22nd February 2023
20th April 2009
The SCCJR was featured in the Scotsman newspaper on 20th April 2009:
FOUR out of ten young offenders drank the tonic wine Buckfast before they committed their crimes, a new report has revealed.
A massive 81.3 per cent of youths surveyed had drunk alcohol before offending, and 80 per cent agreed that drink had contributed to their offending.
That figure has nearly doubled from a total of 47.9 per cent back in 1996.
Research carried out in 2007 in the Polmont Young Offenders Institution, which looked at alcohol and violence in young male offenders, found 43.4 per cent of those had drunk Buckfast before carrying out their crime.
Another 42 per cent said they had been drinking spirits and 31 per cent had drunk beer. The study was carried out by the Scottish Centre for Crime and Justice Research (SCCJR) and was based on surveys with 420 young offenders dating back more than 30 years.

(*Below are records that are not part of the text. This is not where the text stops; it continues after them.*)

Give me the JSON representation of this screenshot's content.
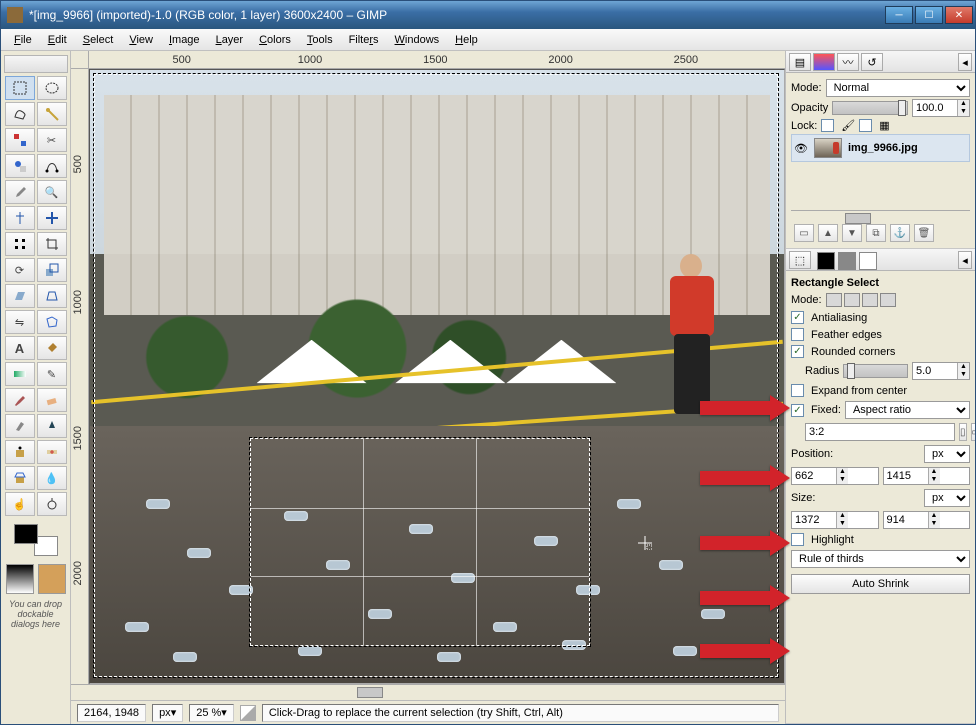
{
  "window": {
    "title": "*[img_9966] (imported)-1.0 (RGB color, 1 layer) 3600x2400 – GIMP"
  },
  "menu": {
    "file": "File",
    "edit": "Edit",
    "select": "Select",
    "view": "View",
    "image": "Image",
    "layer": "Layer",
    "colors": "Colors",
    "tools": "Tools",
    "filters": "Filters",
    "windows": "Windows",
    "help": "Help"
  },
  "ruler_h": [
    "500",
    "1000",
    "1500",
    "2000",
    "2500"
  ],
  "ruler_v": [
    "500",
    "1000",
    "1500",
    "2000"
  ],
  "toolbox_hint": "You can drop dockable dialogs here",
  "status": {
    "coords": "2164, 1948",
    "unit": "px",
    "zoom": "25 %",
    "hint": "Click-Drag to replace the current selection (try Shift, Ctrl, Alt)"
  },
  "layers_panel": {
    "mode_label": "Mode:",
    "mode_value": "Normal",
    "opacity_label": "Opacity",
    "opacity_value": "100.0",
    "lock_label": "Lock:",
    "layer_name": "img_9966.jpg"
  },
  "tool_options": {
    "title": "Rectangle Select",
    "mode_label": "Mode:",
    "antialias": "Antialiasing",
    "feather": "Feather edges",
    "rounded": "Rounded corners",
    "radius_label": "Radius",
    "radius_value": "5.0",
    "expand": "Expand from center",
    "fixed_label": "Fixed:",
    "fixed_value": "Aspect ratio",
    "ratio_value": "3:2",
    "position_label": "Position:",
    "pos_unit": "px",
    "pos_x": "662",
    "pos_y": "1415",
    "size_label": "Size:",
    "size_unit": "px",
    "size_w": "1372",
    "size_h": "914",
    "highlight": "Highlight",
    "guides_value": "Rule of thirds",
    "auto_shrink": "Auto Shrink"
  }
}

Labour’s Scottish justice spokesman, Richard Baker, said: "To have one drink linked to so many incidents of crime is extremely worrying."
Buckfast is produced by Benedictine monks in a Devon monastery. But its distributors, J Chandler and Co, have previously rejected claims that they are responsible for anti-social behaviour among its drinkers.
Commenting on the report, company spokesman Jim Wilson said: "A lot of good people drink our product, not just young criminals. Just naming Buckfast is not fair."
Justice Secretary Kenny MacAskill said minimum pricing for alcohol was a "targeted policy that would most affect harmful and hazardous drinkers". He added: "However, we recognise that certain drinks are chosen for reasons other than price – perhaps due to the image and perceived ‘street cred’ of them.
"We need to change the culture of looking up to the heavy- drinking hard man."